Monday, August 10, 2009

Always a person with Epilepsy

I have a dear friend who coincidentally had seizures earlier in her life. I never knew that she had them until I started having seizures. And then one day she decided it was okay to talk about it.

When she was in college she started having seizures. When she went to the neurologist he asked her if she had a history of seizures. She said "NO" and at the same time, her mother, who had accompanied her to the doctor's visit, said "YES".

My friend was shocked. She had no idea she had seizures as a young child. Her parents had never told her! Looking back now, she remembers a few incidents which were never explained to her in her youth. College brought on the "perfect storm" for her, with stress and sometimes a lack of sleep. She went on medication and her seizures became controlled.

Her seizures were held at bay for quite some time and then years later her neurologist allowed her to go off of medication. For the past 10+ years now she has been off medication and seizure-free. But somtimes I wonder... are we really ever "seizure-free" entirely?

Over these past years she has had moments that she and I both describe as "brain pain", where you have a sharp head pain. She has had times where her face appeared to droop, as if she were having a stroke.
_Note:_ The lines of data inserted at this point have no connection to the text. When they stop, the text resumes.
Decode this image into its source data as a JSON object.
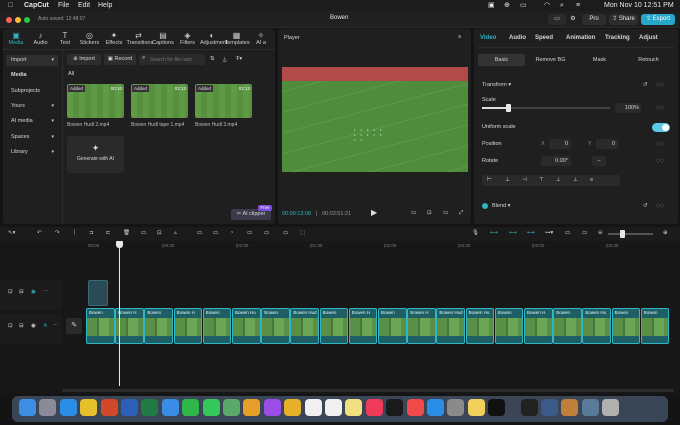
{
  "menubar": {
    "app": "CapCut",
    "items": [
      "File",
      "Edit",
      "Help"
    ],
    "datetime": "Mon Nov 10  12:51 PM"
  },
  "titlebar": {
    "autosave": "Auto saved: 12:48:07",
    "project_title": "Bowen",
    "pro_label": "Pro",
    "share_label": "Share",
    "export_label": "Export"
  },
  "media_tabs": [
    {
      "label": "Media",
      "icon": "media-icon"
    },
    {
      "label": "Audio",
      "icon": "audio-icon"
    },
    {
      "label": "Text",
      "icon": "text-icon"
    },
    {
      "label": "Stickers",
      "icon": "stickers-icon"
    },
    {
      "label": "Effects",
      "icon": "effects-icon"
    },
    {
      "label": "Transitions",
      "icon": "transitions-icon"
    },
    {
      "label": "Captions",
      "icon": "captions-icon"
    },
    {
      "label": "Filters",
      "icon": "filters-icon"
    },
    {
      "label": "Adjustment",
      "icon": "adjustment-icon"
    },
    {
      "label": "Templates",
      "icon": "templates-icon"
    },
    {
      "label": "AI a",
      "icon": "ai-icon"
    }
  ],
  "sidebar": {
    "items": [
      "Import",
      "Media",
      "Subprojects",
      "Yours",
      "AI media",
      "Spaces",
      "Library"
    ]
  },
  "media_toolbar": {
    "import_label": "Import",
    "record_label": "Record",
    "search_placeholder": "Search for file nam",
    "all_label": "All"
  },
  "media_items": [
    {
      "tag": "Added",
      "duration": "00:10",
      "name": "Bowen Hudl 2.mp4"
    },
    {
      "tag": "Added",
      "duration": "02:13",
      "name": "Bowen Hudl tape 1.mp4"
    },
    {
      "tag": "Added",
      "duration": "02:13",
      "name": "Bowen Hudl 3.mp4"
    }
  ],
  "generate": {
    "label": "Generate with AI"
  },
  "ai_clipper": {
    "label": "AI clipper",
    "badge": "Free"
  },
  "player": {
    "title": "Player",
    "current_time": "00:00:13:08",
    "total_time": "00:03:51:21"
  },
  "inspector": {
    "tabs": [
      "Video",
      "Audio",
      "Speed",
      "Animation",
      "Tracking",
      "Adjust"
    ],
    "subtabs": [
      "Basic",
      "Remove BG",
      "Mask",
      "Retouch"
    ],
    "transform_label": "Transform",
    "scale_label": "Scale",
    "scale_value": "100%",
    "scale_fraction": 0.2,
    "uniform_label": "Uniform scale",
    "position_label": "Position",
    "pos_x_label": "X",
    "pos_x": "0",
    "pos_y_label": "Y",
    "pos_y": "0",
    "rotate_label": "Rotate",
    "rotate_value": "0.00°",
    "blend_label": "Blend"
  },
  "timeline": {
    "ruler": [
      "00:00",
      "|00:30",
      "|01:00",
      "|01:30",
      "|02:00",
      "|02:30",
      "|03:00",
      "|03:30"
    ],
    "clip_labels": [
      "Bowen",
      "Bowen H",
      "Bowen",
      "Bowen H",
      "Bowen",
      "Bowen Hu",
      "Bowen",
      "Bowen Hud",
      "Bowen",
      "Bowen H",
      "Bowen",
      "Bowen H",
      "Bowen Hud",
      "Bowen Hu",
      "Bowen",
      "Bowen H",
      "Bowen",
      "Bowen Hu",
      "Bowen",
      "Bowen"
    ],
    "track_cover_label": "Cover"
  },
  "colors": {
    "accent": "#2fb5c4",
    "export": "#26a6c8",
    "toggle": "#5cc8e6"
  }
}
Not everything has been perfect, but she has been able to live without medication and in a somewhat "seizure-free" world.

That has all changed now, as her seizures have surfaced once more and she is now awaiting an appointment with the Epileptologist's office in Omaha. In her and my mind, it cannot come soon enough. We know she will have a consultation, and then probably be referred for an MRI and EEG testing. It has been years since she has had either. We know that the conversation will inevitably come up regarding medication or going back on medication. I think she has had enough seizure activity these past few weeks that she is ready to accept that route if that is where testing and consultation leads her.

My husband and I recently met a young man in his 30's who had a stroke about 18 months ago. You wouldn't know it, as he is strong and young and healthy. You wouldn't suspect that he was hospitalized for a long period of time, learning to walk/talk and rehab. In a conversation with him, I asked him if he was on any medication since his stroke. He is only on one and it is a cholesterol medication. He said he "fought hard" to not be on meds.

I remember when I first started medication. It was Tegretol and I was miserable. I remember dreading taking medication. I kept thinking of the medication bottles that adorned the dining room table at my grandparent's house. Who wants to take medication if they don't have to? I hesitated at taking aspirin. I would suffer through a day or two headache without taking anything just because I wanted to get through it without the aid of medication... even an aspirin.

My body was so overtaken by seizures that I finally gave in as well and have lived a life with anticonvulsants and medication changes over the years. I hope that one day I can be medication free, but in the meantime I am enjoying my "seizure-free" moments and relishing every day that goes by when I do not have to think about the fear of a seizure.

Medication is a huge topic at our monthly support group. It is a concern for everyone no matter what age the patient. Read more!